#### [Problem requirements]
Return each line in the records below that includes "star".

#### [Excerpted data]
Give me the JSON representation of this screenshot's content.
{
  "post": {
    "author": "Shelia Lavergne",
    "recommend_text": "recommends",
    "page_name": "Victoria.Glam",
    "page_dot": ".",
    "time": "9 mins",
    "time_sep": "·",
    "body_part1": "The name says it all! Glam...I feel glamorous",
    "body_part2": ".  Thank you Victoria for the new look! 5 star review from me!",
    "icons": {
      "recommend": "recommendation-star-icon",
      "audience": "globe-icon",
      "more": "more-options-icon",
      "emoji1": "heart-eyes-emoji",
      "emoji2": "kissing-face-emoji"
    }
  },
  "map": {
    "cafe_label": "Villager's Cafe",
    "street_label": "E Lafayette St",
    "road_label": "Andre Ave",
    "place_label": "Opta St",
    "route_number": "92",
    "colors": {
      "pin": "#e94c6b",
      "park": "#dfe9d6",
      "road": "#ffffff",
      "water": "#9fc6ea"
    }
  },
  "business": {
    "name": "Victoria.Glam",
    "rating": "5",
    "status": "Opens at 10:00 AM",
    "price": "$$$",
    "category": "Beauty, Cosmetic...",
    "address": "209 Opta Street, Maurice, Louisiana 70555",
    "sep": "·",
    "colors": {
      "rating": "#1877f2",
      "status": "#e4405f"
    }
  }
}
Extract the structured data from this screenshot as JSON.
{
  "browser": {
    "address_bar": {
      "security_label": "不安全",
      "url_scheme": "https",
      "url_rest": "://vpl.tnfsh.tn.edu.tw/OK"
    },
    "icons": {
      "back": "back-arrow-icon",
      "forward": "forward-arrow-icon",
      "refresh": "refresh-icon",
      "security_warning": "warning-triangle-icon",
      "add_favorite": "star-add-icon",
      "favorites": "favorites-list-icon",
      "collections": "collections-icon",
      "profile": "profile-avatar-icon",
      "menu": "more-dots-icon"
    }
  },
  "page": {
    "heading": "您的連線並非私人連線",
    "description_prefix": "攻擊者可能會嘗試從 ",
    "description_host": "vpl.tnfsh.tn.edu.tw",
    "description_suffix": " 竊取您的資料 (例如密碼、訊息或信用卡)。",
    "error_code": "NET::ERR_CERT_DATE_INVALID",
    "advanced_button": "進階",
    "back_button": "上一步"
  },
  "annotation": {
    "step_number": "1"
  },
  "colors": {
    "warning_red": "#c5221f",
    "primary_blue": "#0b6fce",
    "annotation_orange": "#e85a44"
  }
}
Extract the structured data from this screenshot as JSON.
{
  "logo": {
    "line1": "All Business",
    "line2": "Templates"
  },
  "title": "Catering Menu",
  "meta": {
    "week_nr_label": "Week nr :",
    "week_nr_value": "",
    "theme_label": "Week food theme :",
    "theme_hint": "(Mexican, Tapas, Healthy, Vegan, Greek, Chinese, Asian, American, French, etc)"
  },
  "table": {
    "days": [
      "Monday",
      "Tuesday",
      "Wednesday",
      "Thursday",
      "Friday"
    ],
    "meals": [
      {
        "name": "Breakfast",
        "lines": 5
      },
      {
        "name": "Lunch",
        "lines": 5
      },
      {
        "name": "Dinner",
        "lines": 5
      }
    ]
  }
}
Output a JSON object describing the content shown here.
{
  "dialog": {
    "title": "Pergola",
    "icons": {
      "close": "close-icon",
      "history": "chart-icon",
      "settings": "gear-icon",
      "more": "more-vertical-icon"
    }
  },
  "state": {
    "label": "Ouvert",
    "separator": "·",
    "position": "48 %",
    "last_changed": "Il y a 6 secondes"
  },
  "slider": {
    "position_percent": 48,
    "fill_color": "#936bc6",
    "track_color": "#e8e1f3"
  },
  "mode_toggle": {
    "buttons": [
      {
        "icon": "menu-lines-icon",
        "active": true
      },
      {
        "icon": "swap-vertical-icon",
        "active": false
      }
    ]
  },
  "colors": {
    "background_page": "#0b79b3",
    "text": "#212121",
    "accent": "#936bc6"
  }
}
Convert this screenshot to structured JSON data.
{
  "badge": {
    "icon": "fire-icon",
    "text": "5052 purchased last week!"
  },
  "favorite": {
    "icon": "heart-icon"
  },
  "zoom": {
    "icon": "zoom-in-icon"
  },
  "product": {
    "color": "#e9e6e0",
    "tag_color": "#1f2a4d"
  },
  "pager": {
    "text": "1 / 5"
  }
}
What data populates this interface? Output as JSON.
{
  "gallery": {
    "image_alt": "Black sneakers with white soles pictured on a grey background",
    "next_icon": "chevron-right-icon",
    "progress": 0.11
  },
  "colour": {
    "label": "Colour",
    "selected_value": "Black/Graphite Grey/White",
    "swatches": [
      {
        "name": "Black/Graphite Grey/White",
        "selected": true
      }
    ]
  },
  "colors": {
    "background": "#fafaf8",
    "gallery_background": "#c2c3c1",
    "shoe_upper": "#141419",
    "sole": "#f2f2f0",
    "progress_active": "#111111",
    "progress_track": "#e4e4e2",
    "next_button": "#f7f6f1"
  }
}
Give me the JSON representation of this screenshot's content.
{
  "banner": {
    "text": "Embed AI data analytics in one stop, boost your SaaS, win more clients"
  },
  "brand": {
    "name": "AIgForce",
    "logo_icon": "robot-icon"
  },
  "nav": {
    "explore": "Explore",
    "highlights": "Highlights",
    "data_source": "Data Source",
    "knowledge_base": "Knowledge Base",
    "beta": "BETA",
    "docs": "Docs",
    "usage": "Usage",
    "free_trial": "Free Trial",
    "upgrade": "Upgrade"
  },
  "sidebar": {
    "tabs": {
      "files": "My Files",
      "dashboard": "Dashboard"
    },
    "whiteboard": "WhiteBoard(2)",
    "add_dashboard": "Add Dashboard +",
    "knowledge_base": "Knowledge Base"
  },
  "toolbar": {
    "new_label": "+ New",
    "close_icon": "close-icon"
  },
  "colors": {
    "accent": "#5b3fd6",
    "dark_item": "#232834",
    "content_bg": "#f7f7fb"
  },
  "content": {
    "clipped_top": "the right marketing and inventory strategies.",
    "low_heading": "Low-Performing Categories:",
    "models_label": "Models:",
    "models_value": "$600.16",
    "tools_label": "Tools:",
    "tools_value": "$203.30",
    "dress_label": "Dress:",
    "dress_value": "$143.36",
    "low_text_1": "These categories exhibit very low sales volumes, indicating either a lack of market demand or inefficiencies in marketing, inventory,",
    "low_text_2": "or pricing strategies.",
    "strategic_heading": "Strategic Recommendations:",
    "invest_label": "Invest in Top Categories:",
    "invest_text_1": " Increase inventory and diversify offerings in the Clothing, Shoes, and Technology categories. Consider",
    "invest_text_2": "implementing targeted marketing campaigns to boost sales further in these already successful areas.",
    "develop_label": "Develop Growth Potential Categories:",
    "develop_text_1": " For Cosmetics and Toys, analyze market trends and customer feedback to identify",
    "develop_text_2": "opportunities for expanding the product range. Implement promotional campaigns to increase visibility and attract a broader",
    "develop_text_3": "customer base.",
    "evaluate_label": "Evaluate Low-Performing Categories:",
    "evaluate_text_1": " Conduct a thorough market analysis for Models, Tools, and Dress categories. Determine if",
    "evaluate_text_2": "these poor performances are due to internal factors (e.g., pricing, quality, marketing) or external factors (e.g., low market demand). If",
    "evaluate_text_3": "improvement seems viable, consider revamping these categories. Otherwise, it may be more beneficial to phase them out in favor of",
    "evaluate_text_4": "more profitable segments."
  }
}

#### [Answer box]
    "body_part2": ".  Thank you Victoria for the new look! 5 star review from me!",
      "recommend": "recommendation-star-icon",
      "add_favorite": "star-add-icon",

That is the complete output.